Green Right Now Reports
This year we’ve been learning a lot about the abuse of animals used for entertainment. The critically acclaimed film Blackfish exposed how Seaworld’s whales are confined and mistreated, leading to a dangerous situation for trainers.
But it’s not just marine mammals that are subjected to unnatural conditions for the amusement of humans. Carriage horses take a pounding carrying tourists all day long on paved city streets. Circus cats and elephants are caged and trained in ways the public doesn’t realize when they see them performing as part of a glittering traveling show or at a special fair or event.
Animal Defenders International is leading the effort to stop this abuse of animals used in entertainment. The group enjoyed many recent victories, winning bans on the use of wild animals in circuses in Colombia, Peru and El Salvador, as well as a ban on the cosmetic testing on animals in Europe, something the group had been advocating for 30 years.

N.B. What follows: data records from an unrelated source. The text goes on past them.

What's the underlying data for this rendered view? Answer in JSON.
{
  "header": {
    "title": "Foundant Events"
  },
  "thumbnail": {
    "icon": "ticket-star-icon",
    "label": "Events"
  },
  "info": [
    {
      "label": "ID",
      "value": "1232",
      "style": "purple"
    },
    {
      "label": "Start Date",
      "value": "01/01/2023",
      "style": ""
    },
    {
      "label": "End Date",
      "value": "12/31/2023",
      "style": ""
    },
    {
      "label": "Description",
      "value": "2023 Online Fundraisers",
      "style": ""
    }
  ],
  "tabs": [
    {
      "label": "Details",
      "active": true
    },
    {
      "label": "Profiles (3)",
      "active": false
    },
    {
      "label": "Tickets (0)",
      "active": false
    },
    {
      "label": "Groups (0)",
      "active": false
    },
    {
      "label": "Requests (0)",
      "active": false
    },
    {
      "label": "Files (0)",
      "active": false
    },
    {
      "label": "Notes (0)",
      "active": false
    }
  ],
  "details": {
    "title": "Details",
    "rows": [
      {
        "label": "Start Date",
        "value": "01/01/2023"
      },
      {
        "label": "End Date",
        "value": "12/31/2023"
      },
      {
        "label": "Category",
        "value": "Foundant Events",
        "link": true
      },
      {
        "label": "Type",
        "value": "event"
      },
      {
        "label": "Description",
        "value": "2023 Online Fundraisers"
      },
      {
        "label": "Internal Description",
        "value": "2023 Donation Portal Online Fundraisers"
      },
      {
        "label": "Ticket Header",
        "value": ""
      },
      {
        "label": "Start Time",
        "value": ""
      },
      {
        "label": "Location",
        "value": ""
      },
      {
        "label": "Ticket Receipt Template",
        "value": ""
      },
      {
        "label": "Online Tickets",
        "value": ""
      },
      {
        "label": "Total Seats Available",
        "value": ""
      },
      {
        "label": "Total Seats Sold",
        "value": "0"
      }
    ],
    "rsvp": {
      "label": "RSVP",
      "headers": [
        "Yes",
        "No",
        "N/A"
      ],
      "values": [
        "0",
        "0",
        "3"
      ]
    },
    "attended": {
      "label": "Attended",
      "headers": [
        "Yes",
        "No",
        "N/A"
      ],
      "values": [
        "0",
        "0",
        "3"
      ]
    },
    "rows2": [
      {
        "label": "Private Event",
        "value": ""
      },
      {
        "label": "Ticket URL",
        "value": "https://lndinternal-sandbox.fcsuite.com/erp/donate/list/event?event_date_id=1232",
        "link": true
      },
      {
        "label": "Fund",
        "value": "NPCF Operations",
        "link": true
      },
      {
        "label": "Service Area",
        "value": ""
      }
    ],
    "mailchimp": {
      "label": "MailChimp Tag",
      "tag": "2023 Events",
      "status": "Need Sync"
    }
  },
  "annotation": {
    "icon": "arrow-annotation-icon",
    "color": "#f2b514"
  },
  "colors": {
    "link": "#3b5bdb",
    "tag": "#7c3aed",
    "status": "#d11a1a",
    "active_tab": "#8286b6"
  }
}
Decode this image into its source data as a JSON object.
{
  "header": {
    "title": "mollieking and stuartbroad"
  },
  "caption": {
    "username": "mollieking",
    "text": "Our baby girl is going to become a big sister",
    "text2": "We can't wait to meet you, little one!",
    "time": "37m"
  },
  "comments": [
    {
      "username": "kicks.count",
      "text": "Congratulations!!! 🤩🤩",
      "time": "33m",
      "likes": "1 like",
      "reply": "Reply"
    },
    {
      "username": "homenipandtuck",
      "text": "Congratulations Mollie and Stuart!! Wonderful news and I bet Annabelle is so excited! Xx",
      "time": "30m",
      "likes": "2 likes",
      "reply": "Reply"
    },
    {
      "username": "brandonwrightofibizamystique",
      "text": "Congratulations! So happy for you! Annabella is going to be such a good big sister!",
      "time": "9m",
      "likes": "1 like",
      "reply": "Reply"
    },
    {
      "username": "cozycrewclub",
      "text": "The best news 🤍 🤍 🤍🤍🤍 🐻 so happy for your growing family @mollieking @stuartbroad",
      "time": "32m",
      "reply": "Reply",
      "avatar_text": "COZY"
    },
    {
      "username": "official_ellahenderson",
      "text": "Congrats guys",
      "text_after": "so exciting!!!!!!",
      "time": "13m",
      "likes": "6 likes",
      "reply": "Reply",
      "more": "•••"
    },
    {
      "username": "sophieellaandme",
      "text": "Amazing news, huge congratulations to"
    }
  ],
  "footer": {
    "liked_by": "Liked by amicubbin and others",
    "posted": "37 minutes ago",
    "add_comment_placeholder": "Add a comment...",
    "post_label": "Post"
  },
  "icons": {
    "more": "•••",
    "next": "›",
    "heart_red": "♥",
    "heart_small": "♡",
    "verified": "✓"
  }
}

Now ADI is now pushing for help for elephants being used at small fairs for elephant rides and performances. Noted animal activist Bob Barker narrates ADI’s “No Fun for Elephants” video, which shows how the animals are incessantly prodded, poked and slapped as they are “trained” to perform.
The animal activists are focusing their efforts on two groups, Have Trunk Will Travel of Perris, CA and Trunks & Humps of Conroe, TX. These providers are featured in the video, which shows the animals being slapped and electric shocked during training and handling, according to ADI.
Both animal groups say that they treat their animals with respect and care, and HTWT portrays its business as providing safe harbor for an endangered species.
ADI is mailing DVDs of the video “No Fun for Elephants” to event organizers in the US to enlighten them about how the animals are treated and ask them to not book them for exhibitions. Already the group has had several successes with the LA County Fair and several others stopping the use of elephants at their events and signing policies pledging to not hire elephant acts or rides.
“We believe that once people see how these animals suffer behind the scenes, they will not endorse such cruelty,” said Jan Creamer, ADI President
“We realize an elephant walking around a small enclosure giving rides looks like a bit of harmless fun, but it takes a vicious training regime to get these wild animals to be so quiet and compliant in public. We know that event organizers will be shocked and will agree that these rides and appearances bring shame on their event.”
ADI is not alone in its efforts to rescue elephants from the bull hooks and other tools of torment. PETA also has been campaigning against circuses on behalf of elephants.
ADI, with offices in London, Los Angeles and Bogota, campaigns for better treatment of animals used in entertainment — or in the case of the elephants and small fairs, the cessation of using animals in this capacity. The group provides technical advice to governments and others on this topic.
The group supports progressive animal protection legislation and helps drafting regulations. It rescues animals in distress and exposes behind-the-scenes suffering in industry, often securing photographic evidence of the mistreatment of animals.